In addition to numerous articles, Professor Limbert has co-edited “Timely Assets: The Politics of Resources and their Temporalities” (2008), published by the School of American Research, Advanced Seminar Series. Her book, “In the Time of Oil: Piety, Memory, and Social Life in an Omani Town” was published by Stanford University Press (2010). And, with support from the American Council of Learned Societies, Professor Limbert began writing her next book, “Oman, Zanzibar, and the Politics of Becoming Arab” on changing notions of Arabness in Oman and Zanzibar over the course of the twentieth century.
Anthropology 204: Anthropology of Islam
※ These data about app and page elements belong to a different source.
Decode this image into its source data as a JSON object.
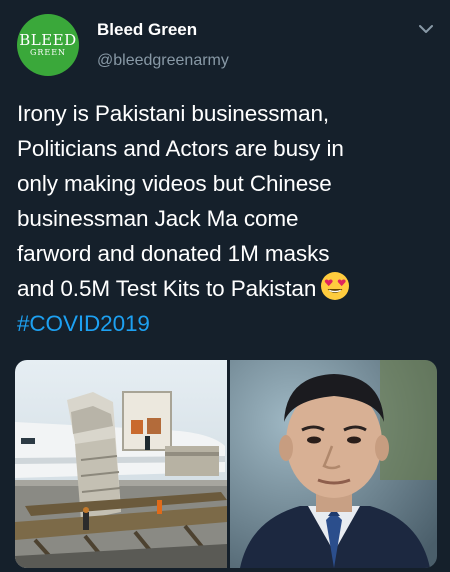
{
  "tweet": {
    "author": {
      "display_name": "Bleed Green",
      "handle": "@bleedgreenarmy",
      "avatar_logo_text": "BLEED GREEN"
    },
    "text_lines": [
      "Irony is Pakistani businessman,",
      "Politicians and Actors are busy in",
      "only making videos but Chinese",
      "businessman Jack Ma come",
      "farword and donated 1M masks",
      "and 0.5M Test Kits to Pakistan"
    ],
    "emoji": "heart-eyes-emoji",
    "hashtag": "#COVID2019",
    "media": [
      {
        "name": "cargo-plane-unloading-photo"
      },
      {
        "name": "jack-ma-portrait-photo"
      }
    ]
  },
  "colors": {
    "background": "#15202b",
    "text": "#ffffff",
    "secondary_text": "#8899a6",
    "link": "#1da1f2",
    "avatar_green": "#3aa83a"
  },
  "icons": [
    "chevron-down-icon"
  ]
}
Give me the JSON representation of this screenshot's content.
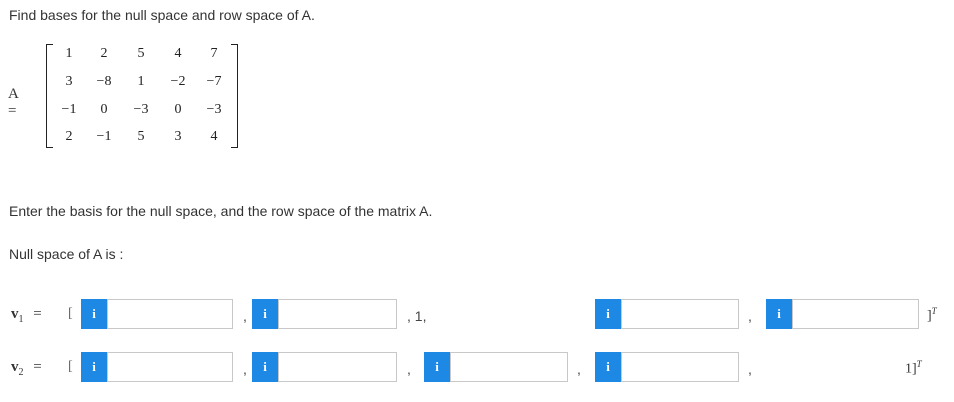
{
  "prompt": "Find bases for the null space and row space of A.",
  "matrix": {
    "label": "A =",
    "rows": [
      [
        "1",
        "2",
        "5",
        "4",
        "7"
      ],
      [
        "3",
        "−8",
        "1",
        "−2",
        "−7"
      ],
      [
        "−1",
        "0",
        "−3",
        "0",
        "−3"
      ],
      [
        "2",
        "−1",
        "5",
        "3",
        "4"
      ]
    ]
  },
  "instructions": "Enter the basis for the null space, and the row space of the matrix A.",
  "null_space_label": "Null space of A is :",
  "vectors": [
    {
      "name": "v",
      "subscript": "1",
      "equals": "=",
      "open_bracket": "[",
      "fields": [
        {
          "icon": "i",
          "value": ""
        },
        {
          "icon": "i",
          "value": ""
        },
        {
          "icon": "i",
          "value": ""
        },
        {
          "icon": "i",
          "value": ""
        }
      ],
      "separators": [
        ",",
        ", 1,",
        ","
      ],
      "closing": "]",
      "closing_sup": "T"
    },
    {
      "name": "v",
      "subscript": "2",
      "equals": "=",
      "open_bracket": "[",
      "fields": [
        {
          "icon": "i",
          "value": ""
        },
        {
          "icon": "i",
          "value": ""
        },
        {
          "icon": "i",
          "value": ""
        },
        {
          "icon": "i",
          "value": ""
        }
      ],
      "separators": [
        ",",
        ",",
        ",",
        ","
      ],
      "closing": "1]",
      "closing_sup": "T"
    }
  ],
  "colors": {
    "info_icon": "#1e88e5",
    "input_border": "#c8c8c8"
  }
}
Since the Iranian revolution of 1979 and especially since September 2001, interest in Islamic history, law, practices and beliefs has increased enormously. Islam – in its various forms – has, however, influenced the philosophical, legal, artistic, political and literary lives of people throughout the world for centuries. This course aims at introducing students to Islamic practices and the diversity of Islamic traditions as well as to how anthropologists have engaged with these practices and traditions, in their local variations, transnational connections, and global representations. After preliminary discussions of the early history of Islam and the fundamentals of practice and belief, the course will explore such topics as: mysticism and “local Islams,” early and late twentieth century debates about “modernity,” notions of gendered piety and the body, banking and finance, as well as legal practices, media technologies and Islam in Europe and the United States. The course is open to students both familiar and unfamiliar with Islam.
Anthropology 212: Peoples and Cultures of the Middle East
Touched off by a street vendor’s act of self-emulation in Tunisia, popular anti-government protests spread throughout the Middle East this last year. To the surprise of almost everyone, long-established and powerful rulers stepped down after decades in power. While in some countries, such as Tunisia and Egypt, new governments are now being established, fighting has spread or continued in others such as Libya, Yemen, and Bahrain. The goal of this class is to learn about the diverse histories, beliefs, and practices in the Middle East and to understand better the events of the last year. We will investigate the modern history of the region, the people who inhabit this vast geographical area, and the cultural and political changes that have emerged in the wake of social, political and economic processes from the colonial period to the present. Pervious knowledge of Middle Eastern history, geography or anthropology is not required. Please be prepared; there is quite a lot of reading and writing in this class!